When a large-scale survey of college students’ attitudes toward free speech was released this week, the terms were puzzling. Students were presented with the following choice: Is it more important to protect free-speech rights or promote a diverse and inclusive society? A disturbing 53 percent chose the latter option, including large majorities of women, blacks, and Democrats.
The question on everyone’s mind was: How can it be that “free speech” and “inclusion” are opposites? The whole point of the First Amendment, in its clauses on both religion and expression, is to protect the right to think and express unpopular, minority, even radical views. Yet the question in the survey was cleverly phrased: It unveiled the troubling truth that like so many other euphemisms, inclusion has come to signify its opposite. The important student constituency of the Democratic party simply revealed what is true of the Left overall: When they say “inclusion,” they’re talking about “exclusion.”
The survey doesn’t make sense unless you acknowledge this fact. “Free speech” and “in the name of diversity, everyone is allowed to say their piece” aren’t opposing ideas. “Free speech” vs. “shut up, heretic” are. When these students extol “inclusion” they aren’t talking about being welcoming to minorities, women, or unpopular viewpoints. They aren’t thinking about Jason Riley (a black author who was disinvited from a Virginia Tech speaking engagement because of the administration’s fear that he might spark protests) or Christina Hoff Sommers (who this month was blocked from entering the forum for her speech at the law school of Oregon’s Lewis & Clark College, then repeatedly shouted down and interrupted, then asked to cut off her remarks by the dean of diversity and inclusion because the students were getting “antsy”). They are portraying free speech as a zero-sum game in which the speech of X cancels out the speech of Y, who after all could have been appearing in that hall or on that op-ed page instead.
Or to put it another way, today’s digitally nurtured students are imagining speech as much like a book with a fixed number of pages: If there are only so many pages, then some must be set aside for the speech of the marginalized. Yet speech isn’t limited at all. It’s like the Internet, to which more pages are always being added. Of course today’s Internet-marinated students know this; the students of the Left simply pretend otherwise because they fear the spread of conservative ideas, and the only surefire way of winning an argument against a conservative is to prevent him from speaking.

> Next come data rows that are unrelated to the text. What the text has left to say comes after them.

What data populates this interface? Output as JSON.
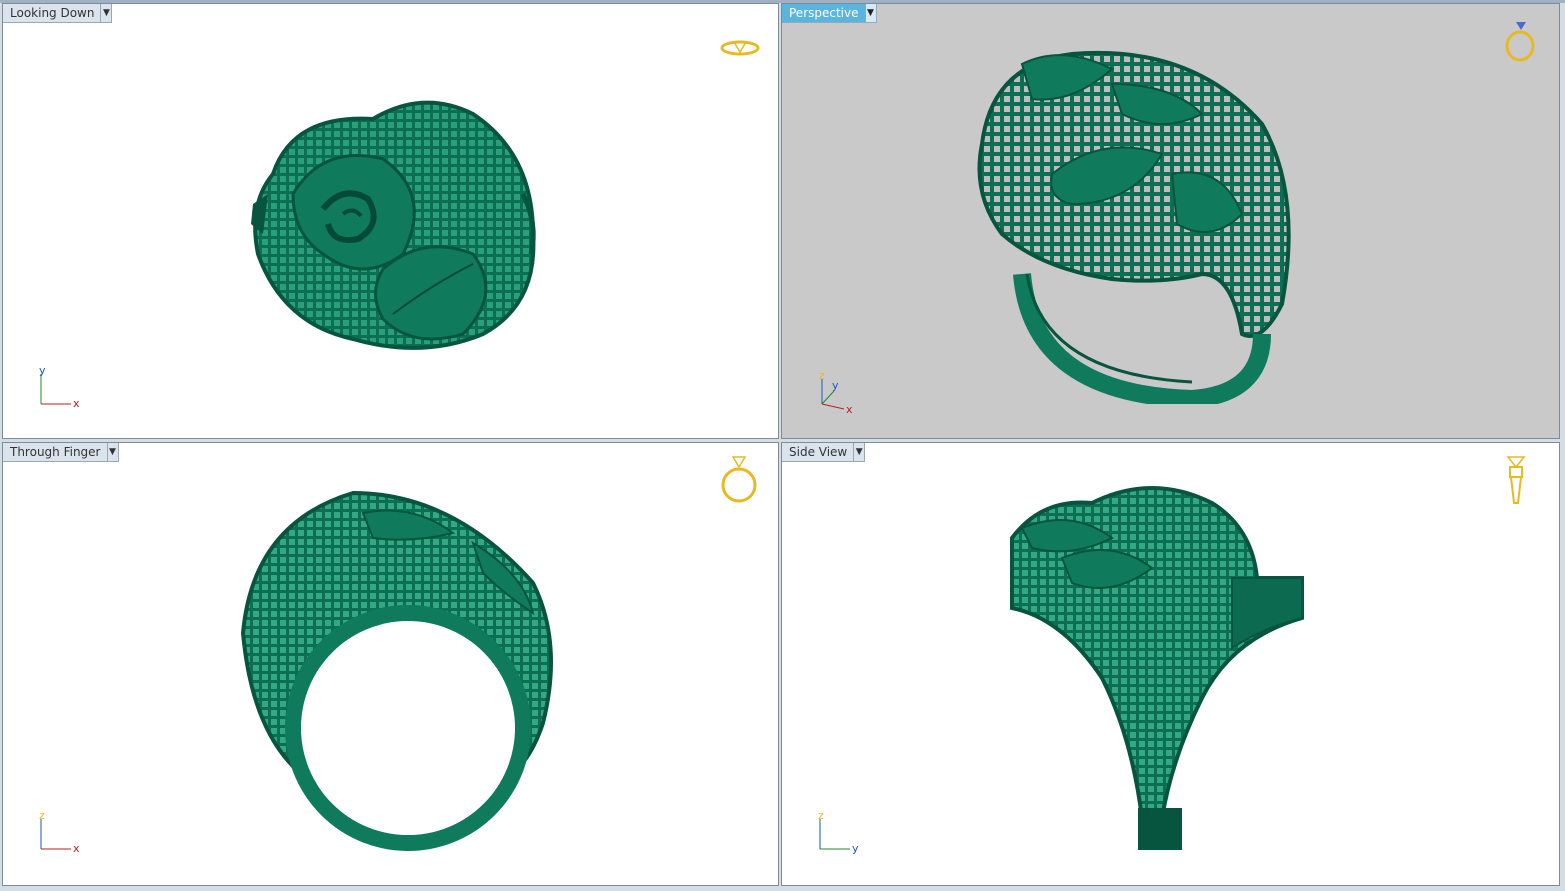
{
  "viewports": [
    {
      "name": "Looking Down",
      "axis1": "y",
      "axis2": "x",
      "active": false
    },
    {
      "name": "Perspective",
      "axis1": "z",
      "axis2": "y",
      "axis3": "x",
      "active": true
    },
    {
      "name": "Through Finger",
      "axis1": "z",
      "axis2": "x",
      "active": false
    },
    {
      "name": "Side View",
      "axis1": "z",
      "axis2": "y",
      "active": false
    }
  ],
  "colors": {
    "model_green": "#0f7a5c",
    "model_dark": "#07553f",
    "active_tab": "#5ab4e0",
    "gizmo_gold": "#e8b923",
    "axis_red": "#b8201e",
    "axis_green": "#1e8a2e",
    "axis_blue": "#1a57c9"
  },
  "icons": {
    "dropdown": "chevron-down-icon",
    "gizmo": "ring-view-icon"
  }
}
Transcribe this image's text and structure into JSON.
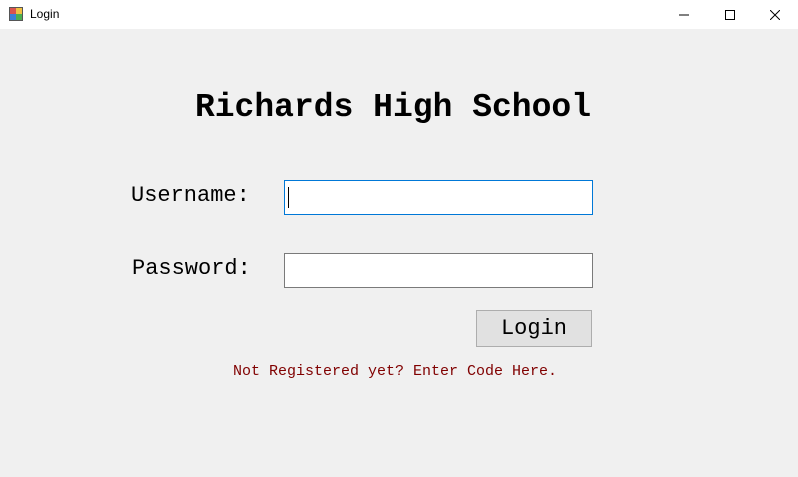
{
  "window": {
    "title": "Login",
    "icon": "app-icon",
    "controls": {
      "minimize": "minimize-icon",
      "maximize": "maximize-icon",
      "close": "close-icon"
    }
  },
  "form": {
    "heading": "Richards High School",
    "username": {
      "label": "Username:",
      "value": "",
      "placeholder": ""
    },
    "password": {
      "label": "Password:",
      "value": "",
      "placeholder": ""
    },
    "login_label": "Login",
    "register_link": "Not Registered yet? Enter Code Here."
  },
  "colors": {
    "background": "#f0f0f0",
    "link": "#800000",
    "focus_border": "#0078d7",
    "button_face": "#e1e1e1"
  }
}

Inclusion is merely the new soft, cottony term for marginalizing, shutting down, and kicking out the disfavored. Look at Harvard, which brought the hammer down on all single-gender social groups in the name of inclusion, then exempted female groups, saying it was okay for them to be “gender-focused.” The policy seemed tailored to the point of view expressed in an editorial in the Crimson that made the double standard clear: “We wish it was possible for administrators to better distinguish male final clubs and sororities. If the committee seeks to combat exclusivity and foster belonging, arguably sororities can provide a supportive role by giving women a social space on campus.” Male final clubs? Bad. Sororities? Good.
All over the country, especially at schools, “inclusion” is being used to push people and ideas out the door. At NYU, after professor of liberal studies Michael Rectenwald mocked hypersensitivity about Halloween costumes, he was castigated by the department’s Diversity, Equity and Inclusion Working Group, then pushed the same day to go on sudden leave in mid-semester. In the Bay Area, a Catholic K–12 institution, the San Domenico School, removed statues of Jesus and Mary, citing the need to be more “inclusive.” Excluded were the feelings of anyone who liked the statues. At Grace College and Seminary in Indiana, three employees were fired in the name of “inclusion” after they posed as rappers for a mock album cover posted on social media that lampooned the school’s straitlaced reputation.
Ten percent believe the use of violence to shut down disagreeable speech is justified, suggesting that millions of college students are authoritarian wannabes who long to wield the truncheon against their ideological foes.
Other figures from the Gallup-Knight Foundation survey of more than 3,000 college students are even more discouraging: Ten percent believe the use of violence to shut down disagreeable speech is justified, suggesting that millions of college students are authoritarian wannabes who long to wield the truncheon against their ideological foes, and 37 percent believe shouting down speakers is acceptable. Huge majorities — 64 percent — believe that “hate speech” should be proscribed and that it is not protected by the Constitution. That figure includes 75 percent of Democratic students, 71 percent of women, and 71 percent of blacks.
Today’s campus is considerably to the left of Barack Obama, who said in 2015, “Feel free to disagree with somebody, but don’t try to just shut them up.” As former dean of Harvard College Harvey Lewis recently noted in a blog post, “The weaponization of ‘inclusion’ is the most sanctimonious exercise I can remember at Harvard, and that is saying something in a place never known for its humility.”